At the end of the film, as the battle rages around her, Anushka carries the coals on her head and walks the circle. And as she finishes her final round, Rana is defeated. It was Anushka’s power all along, she was merely biding her time until the right moment. And ultimately it was Ramya’s failure in judgement that led to the downfall of the kingdom, not Rana’s machinations. The goal of the sacrifice is that, no matter the discomfort, you keep the faith and move ever forward. The crowds cheer Ramya for how she never falters or changes paths. But that is exactly what she did in the rest of the film, she falters, doubts, changes ways over and over again. Anushka though, Anushka never falters. She spends 26 years waiting for her son to rescue her. And before that, she stayed firm in her determination that she wanted to be the best Princess she could. And after falling in love with Prabhas, that she would marry the man she had chosen. Every decision was correct, and every decision was unchanged.
And it was this faithfulness that carried through all the other characters. And that defeated Rana. He admits as much at the end, that for 25 years he thought his happiness was in his crown and his kingdom. But in fact, it was in the awareness that Anushka was in his power that he found all his happiness. And now that she is out of his reach, he wants to die.
Okay, obviously this is the Ramayana. Just as the first film was the Mahabharata. Ram and Sita are a perfect pair, with Sita just as if not more holy than Ram. They are banished, but happy in their banishment. Sita is captured, and defeats her captor through her very purity before she can even be “rescued”. Of course, all the details are changed, some in interesting ways, making our exiled Ram serve the common people in practical ways like building water wheels instead of living in the forest and protecting rishis. And of course having Sita wait for her son to save her, instead of her husband.
But the central idea, of a Ram and Sita who are perfectly matched, the feminine balanced with the masculine, with the feminine possibly even more powerful in her own way, that is what the whole film is about. Not just in our central couple, but through out.

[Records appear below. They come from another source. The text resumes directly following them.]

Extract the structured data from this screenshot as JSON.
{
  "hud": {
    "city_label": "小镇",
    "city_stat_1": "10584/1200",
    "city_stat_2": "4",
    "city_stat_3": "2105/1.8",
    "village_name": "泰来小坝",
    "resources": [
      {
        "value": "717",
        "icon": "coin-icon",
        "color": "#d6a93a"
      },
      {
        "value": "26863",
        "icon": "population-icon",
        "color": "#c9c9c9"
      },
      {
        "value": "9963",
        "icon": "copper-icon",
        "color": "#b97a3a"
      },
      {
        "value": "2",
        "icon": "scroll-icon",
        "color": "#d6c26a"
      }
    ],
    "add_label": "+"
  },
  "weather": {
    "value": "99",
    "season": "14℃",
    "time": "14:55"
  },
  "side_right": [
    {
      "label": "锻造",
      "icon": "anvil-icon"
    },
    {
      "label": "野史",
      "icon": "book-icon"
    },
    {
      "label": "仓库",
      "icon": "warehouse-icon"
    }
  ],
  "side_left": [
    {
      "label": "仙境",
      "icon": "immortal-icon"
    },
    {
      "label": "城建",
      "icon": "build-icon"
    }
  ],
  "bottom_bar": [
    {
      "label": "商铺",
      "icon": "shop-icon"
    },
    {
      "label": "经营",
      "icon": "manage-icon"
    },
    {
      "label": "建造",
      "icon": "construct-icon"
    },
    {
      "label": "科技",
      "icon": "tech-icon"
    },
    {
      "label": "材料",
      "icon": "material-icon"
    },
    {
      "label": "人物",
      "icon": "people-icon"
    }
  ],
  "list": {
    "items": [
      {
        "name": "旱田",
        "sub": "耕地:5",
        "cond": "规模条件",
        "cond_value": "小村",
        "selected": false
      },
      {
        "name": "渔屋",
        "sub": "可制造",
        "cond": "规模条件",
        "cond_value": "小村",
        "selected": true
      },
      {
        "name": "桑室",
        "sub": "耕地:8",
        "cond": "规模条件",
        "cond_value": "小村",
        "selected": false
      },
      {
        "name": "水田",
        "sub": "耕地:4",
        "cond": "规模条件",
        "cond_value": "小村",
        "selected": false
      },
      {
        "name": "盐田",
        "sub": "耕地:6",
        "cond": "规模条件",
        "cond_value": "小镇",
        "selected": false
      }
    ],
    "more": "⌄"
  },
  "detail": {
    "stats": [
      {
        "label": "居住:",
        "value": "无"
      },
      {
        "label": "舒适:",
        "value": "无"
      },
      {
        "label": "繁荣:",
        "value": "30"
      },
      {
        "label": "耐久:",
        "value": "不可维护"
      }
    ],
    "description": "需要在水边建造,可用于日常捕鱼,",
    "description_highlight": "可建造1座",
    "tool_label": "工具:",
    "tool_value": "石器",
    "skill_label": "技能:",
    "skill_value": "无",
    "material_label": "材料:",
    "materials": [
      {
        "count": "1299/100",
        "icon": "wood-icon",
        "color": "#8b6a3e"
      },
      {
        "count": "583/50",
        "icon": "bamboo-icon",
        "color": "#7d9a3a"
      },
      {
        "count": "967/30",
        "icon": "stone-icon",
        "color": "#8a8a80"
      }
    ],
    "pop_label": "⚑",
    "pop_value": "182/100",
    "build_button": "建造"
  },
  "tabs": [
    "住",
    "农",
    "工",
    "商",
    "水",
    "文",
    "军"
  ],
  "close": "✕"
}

(Also, Shiva-Shakti. Probably not a coincidence that Shiva is the guiding God spirit for the film. Dina pointed this out in our podcast, and she is absolutely right.)
Going back to the final shot of the film. It is extremely abrupt, Rana is killed, and Prabhas is immediately crowned. The film is crying out for another scene with Prabhas and Tamannah confirming their love. Or a scene with Prabhas and Anushka enjoying their mother son bond. Or really, any scene at all between any of the characters before the movie is over! Not just from battle straight to coronation.
But the coronation itself is perfect. We see Prabhas’ adoptive mother bless him. And Anushka give him his crown. And Tamannah stand next to his throne. He is king, yes, but only because these 3 women chose him and molded him. He is excellent only because he is the best of all 3 of them, and he is wise enough to keep all 3 close to him and honor their contributions.